In between the mixer and your smartphone, you will need an audio cable or a wireless transmitter. The length depends on the distance between your mixer and where you intend to set your smartphone. If you want wired (which is usually more reliable) then I recommend you visit websites such as monoprice.com, sweetwater.com, bhphotovideo.com or amazon.com to purchase the cable you need.
If you want wireless, I’m a big fan of Sennheiser’s XSW-D XLR Base Set:
It has great range, rich sound, automatic audio leveling and is easy to use.
Tripod and smartphone adapter for tripod
You need a tripod sturdy enough to hold your smartphone steady and tall enough to hold your smartphone nearly eye level.
If you’ve got a cheap tripod laying around, use it. Your smartphone isn’t heavy and won’t be moving that much so a fancy tripod isn’t necessary. If you need one, any inexpensive tripod you find at Wal-Mart, Best Buy, etc., should work fine, like this:
I’ve used Manfrotto tripods for years. They hold up well. Their Element line of tripods are a good value.
You will also need an adapter to hold your Smartphone to the tripod. Manfrotto makes some, but I also like this one by Vastar:
Whatever you get, just make sure it opens wide enough to hold your smartphone with its case.
Charging adapter for smartphone and power extension cable
Your smartphone probably only has one port, but if you’re going to be bringing external audio into that port, you will need a splitter to also keep your smartphone charged while in use. If you are using an iPhone, this Lightning Audio + Charge Rockstar from Belkin can do the trick:
You will also need your smartphone’s charger and an extension cord to keep the smartphone charged during extended use.
If your smartphone camera looks grainy, it’s a sign you don’t have enough light.
Most smartphones don’t perform well in dim lighting. Therefore, the more light you can shine in the room and on the stage, the better your video will look.
If you only want to stream to Facebook or YouTube, then download the app for that platform. However, if you want to stream to multiple platforms simultaneously from your phone, consider a service such as Vimeo or Restream. It will cost you a few bucks each month, but you will gain the ability to simulcast your live stream to multiple destinations simultaneously. (Note: to use Restream on your phone you may need to follow these instructions.)
Put the smartphone as close to the “action” as possible. Ideally, the camera should be 5-10 feet from the speaker and as close to eye-level as possible. The back of the room is too far away for your online viewers to feel connected, and I don’t want to look up your nose when you are streaming.
You’ve got to crawl before you can walk and walk before you run. All of us make mistakes, even the pros, because we’re human.
Don’t be nervous about quality. Just be honest with your congregation. Tell them we’re going to try this, learn from our mistakes and keep working to make it better every week.
Ask questions.

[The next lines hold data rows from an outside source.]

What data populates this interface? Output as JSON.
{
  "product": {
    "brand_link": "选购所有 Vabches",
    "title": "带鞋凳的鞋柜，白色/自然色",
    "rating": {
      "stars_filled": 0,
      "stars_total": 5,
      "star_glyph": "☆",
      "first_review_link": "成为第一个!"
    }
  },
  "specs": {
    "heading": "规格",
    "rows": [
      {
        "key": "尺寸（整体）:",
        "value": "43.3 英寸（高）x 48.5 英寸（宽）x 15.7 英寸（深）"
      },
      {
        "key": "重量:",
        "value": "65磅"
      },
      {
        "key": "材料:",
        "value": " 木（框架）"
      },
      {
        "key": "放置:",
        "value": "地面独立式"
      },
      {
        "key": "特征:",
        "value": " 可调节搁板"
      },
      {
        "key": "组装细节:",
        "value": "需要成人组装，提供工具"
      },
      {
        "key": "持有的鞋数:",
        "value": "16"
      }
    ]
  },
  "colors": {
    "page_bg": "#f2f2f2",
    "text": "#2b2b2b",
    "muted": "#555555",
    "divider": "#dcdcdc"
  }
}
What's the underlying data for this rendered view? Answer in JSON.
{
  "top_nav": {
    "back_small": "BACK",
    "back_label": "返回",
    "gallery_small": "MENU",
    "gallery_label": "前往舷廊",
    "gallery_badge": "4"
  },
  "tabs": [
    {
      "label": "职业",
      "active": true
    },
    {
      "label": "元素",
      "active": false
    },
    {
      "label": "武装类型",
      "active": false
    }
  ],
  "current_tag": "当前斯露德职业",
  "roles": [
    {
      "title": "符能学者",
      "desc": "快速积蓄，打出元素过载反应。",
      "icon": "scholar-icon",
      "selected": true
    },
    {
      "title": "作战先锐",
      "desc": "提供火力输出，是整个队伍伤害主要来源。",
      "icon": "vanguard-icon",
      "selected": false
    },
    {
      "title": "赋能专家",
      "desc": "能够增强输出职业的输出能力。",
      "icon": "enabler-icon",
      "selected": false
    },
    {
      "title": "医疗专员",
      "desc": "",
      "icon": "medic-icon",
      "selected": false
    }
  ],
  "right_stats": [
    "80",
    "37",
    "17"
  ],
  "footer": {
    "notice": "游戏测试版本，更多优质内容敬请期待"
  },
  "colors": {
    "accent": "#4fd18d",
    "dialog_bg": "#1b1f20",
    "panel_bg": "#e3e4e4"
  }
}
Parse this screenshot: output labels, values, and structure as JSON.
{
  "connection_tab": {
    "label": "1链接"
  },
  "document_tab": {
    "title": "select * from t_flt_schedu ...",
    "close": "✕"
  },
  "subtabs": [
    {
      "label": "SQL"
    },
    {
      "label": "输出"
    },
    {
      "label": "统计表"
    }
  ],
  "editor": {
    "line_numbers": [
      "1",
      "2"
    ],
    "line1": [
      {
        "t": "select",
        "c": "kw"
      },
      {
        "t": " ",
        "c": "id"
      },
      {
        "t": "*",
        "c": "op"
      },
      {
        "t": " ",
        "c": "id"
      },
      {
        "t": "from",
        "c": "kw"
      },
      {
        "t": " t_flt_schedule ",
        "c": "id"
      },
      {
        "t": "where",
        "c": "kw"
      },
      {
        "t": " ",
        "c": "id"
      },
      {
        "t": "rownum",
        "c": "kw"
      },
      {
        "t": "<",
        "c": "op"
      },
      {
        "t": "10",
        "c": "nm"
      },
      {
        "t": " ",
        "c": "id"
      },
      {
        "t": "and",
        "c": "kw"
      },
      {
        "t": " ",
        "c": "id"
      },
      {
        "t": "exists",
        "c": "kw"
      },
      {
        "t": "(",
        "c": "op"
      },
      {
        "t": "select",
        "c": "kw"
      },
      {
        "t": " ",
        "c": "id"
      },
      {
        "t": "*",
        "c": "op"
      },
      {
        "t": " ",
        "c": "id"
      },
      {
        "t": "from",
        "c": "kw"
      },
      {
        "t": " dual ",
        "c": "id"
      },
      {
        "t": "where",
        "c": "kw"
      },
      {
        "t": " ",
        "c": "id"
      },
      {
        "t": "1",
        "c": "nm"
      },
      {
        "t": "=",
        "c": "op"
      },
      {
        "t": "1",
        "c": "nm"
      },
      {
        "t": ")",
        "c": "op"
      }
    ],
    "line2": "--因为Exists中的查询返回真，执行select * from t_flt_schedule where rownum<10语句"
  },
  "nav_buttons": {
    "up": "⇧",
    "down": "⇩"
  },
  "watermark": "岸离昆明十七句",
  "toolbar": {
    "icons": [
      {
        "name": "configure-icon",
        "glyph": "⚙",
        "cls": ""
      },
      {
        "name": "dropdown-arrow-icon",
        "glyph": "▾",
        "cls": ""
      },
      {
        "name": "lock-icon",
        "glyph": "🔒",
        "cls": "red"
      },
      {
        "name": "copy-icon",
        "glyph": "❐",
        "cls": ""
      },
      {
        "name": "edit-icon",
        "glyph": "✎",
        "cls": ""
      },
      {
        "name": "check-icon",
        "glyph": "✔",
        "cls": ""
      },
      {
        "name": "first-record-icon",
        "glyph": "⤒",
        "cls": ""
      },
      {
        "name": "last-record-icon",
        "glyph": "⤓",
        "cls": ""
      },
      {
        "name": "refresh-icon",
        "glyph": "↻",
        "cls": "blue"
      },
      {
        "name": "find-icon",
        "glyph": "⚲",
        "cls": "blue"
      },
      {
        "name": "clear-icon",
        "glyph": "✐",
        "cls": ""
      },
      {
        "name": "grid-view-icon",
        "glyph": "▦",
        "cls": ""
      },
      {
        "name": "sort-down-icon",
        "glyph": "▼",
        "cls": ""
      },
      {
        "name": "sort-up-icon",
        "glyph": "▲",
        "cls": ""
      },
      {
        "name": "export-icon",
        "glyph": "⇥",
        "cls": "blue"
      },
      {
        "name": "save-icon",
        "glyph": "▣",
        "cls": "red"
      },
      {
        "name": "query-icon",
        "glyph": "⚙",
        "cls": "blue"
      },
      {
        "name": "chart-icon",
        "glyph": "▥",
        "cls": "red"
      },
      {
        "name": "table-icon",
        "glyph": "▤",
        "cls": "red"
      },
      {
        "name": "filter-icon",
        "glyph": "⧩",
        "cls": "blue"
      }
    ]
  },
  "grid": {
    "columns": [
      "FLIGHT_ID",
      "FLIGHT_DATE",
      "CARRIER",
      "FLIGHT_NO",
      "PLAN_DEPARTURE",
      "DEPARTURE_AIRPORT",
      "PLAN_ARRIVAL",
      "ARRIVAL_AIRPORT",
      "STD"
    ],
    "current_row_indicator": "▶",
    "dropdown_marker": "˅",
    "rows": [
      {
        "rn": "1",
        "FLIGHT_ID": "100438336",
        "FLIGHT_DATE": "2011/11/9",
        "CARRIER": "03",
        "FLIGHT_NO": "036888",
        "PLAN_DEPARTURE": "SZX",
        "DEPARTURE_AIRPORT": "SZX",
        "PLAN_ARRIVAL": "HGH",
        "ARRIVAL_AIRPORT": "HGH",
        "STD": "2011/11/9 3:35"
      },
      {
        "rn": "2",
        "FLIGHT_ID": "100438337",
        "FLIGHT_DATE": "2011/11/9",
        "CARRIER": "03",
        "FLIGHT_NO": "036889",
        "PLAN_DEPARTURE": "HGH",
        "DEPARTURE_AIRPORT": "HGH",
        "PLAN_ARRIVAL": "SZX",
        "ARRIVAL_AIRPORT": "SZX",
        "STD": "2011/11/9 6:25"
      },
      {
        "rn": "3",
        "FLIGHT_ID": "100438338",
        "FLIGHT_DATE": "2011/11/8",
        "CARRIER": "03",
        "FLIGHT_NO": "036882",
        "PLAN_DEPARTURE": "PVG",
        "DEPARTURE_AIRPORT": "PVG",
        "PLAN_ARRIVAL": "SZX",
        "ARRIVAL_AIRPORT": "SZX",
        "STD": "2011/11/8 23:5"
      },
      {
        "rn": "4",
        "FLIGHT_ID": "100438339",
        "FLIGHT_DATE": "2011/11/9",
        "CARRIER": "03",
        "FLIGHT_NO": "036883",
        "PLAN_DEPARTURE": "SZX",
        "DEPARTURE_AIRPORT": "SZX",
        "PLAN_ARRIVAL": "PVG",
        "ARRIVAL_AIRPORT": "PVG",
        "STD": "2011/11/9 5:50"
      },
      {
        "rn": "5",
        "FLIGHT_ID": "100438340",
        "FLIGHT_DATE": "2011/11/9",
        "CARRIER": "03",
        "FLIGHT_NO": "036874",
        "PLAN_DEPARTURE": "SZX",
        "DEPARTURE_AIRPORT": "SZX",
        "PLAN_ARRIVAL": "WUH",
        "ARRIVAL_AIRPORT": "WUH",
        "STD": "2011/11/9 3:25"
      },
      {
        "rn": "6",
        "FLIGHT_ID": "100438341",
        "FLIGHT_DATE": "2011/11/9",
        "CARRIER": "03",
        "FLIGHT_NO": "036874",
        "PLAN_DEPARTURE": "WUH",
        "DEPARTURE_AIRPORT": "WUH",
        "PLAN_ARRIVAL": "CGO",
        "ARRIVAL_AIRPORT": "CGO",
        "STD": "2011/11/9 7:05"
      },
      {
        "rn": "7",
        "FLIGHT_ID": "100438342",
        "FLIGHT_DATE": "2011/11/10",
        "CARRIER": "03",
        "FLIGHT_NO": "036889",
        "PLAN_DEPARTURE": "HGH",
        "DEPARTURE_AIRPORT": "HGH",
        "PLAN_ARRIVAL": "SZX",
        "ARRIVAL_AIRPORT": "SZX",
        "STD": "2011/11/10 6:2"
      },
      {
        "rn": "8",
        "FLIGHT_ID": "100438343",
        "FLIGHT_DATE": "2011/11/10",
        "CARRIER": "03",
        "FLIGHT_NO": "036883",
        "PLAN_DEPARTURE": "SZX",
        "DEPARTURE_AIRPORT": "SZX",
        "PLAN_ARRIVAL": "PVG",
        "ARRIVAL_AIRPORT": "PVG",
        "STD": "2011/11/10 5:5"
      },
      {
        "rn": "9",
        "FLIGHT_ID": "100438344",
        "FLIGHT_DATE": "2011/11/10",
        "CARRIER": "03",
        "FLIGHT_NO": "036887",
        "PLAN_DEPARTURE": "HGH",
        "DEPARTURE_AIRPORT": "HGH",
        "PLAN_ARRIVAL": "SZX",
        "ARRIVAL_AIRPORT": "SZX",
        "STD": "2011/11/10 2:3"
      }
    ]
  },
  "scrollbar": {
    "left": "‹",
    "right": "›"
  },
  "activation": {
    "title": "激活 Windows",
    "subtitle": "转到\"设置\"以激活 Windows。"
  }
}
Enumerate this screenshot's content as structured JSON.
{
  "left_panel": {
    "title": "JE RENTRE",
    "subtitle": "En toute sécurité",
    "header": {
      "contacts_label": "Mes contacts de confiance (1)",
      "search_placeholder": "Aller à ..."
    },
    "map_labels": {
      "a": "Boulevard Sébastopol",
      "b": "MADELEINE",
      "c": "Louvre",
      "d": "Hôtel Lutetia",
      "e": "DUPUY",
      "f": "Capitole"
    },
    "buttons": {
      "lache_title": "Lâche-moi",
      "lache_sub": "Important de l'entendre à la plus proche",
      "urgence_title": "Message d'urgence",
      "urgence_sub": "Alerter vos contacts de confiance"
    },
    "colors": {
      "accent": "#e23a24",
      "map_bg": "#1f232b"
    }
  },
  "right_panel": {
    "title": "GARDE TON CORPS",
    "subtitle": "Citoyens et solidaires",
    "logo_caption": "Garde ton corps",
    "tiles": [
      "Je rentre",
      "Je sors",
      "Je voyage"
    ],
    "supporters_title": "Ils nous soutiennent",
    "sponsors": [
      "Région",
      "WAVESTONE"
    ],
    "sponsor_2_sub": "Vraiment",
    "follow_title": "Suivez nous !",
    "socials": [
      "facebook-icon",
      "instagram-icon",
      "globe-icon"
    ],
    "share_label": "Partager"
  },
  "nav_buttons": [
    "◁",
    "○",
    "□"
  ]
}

I am a member of several Facebook groups, such as Streaming Idiots and CMG | Visual Church Media, who are filled with lots of helpful people willing to answer your questions.
Don’t put it off. Give it a try today because tomorrow never comes.
Test it out. Make sure it works, then test it again.
Don’t be the only person in your congregation to know how to do this. One day you will be on vacation or sick.
Teach others what you know. Leave the world around you better than the way you found it.
In the coming days, as time allows, I will add blog posts for equipment suggestions regarding more advanced live streaming setups. In the meantime, go make me proud and share your love of God with the world.
Dennis Washington is a multimedia communications specialist for Alabama Power in Birmingham, Alabama. In his spare time he helps church leaders develop successful communication strategies and growth plans.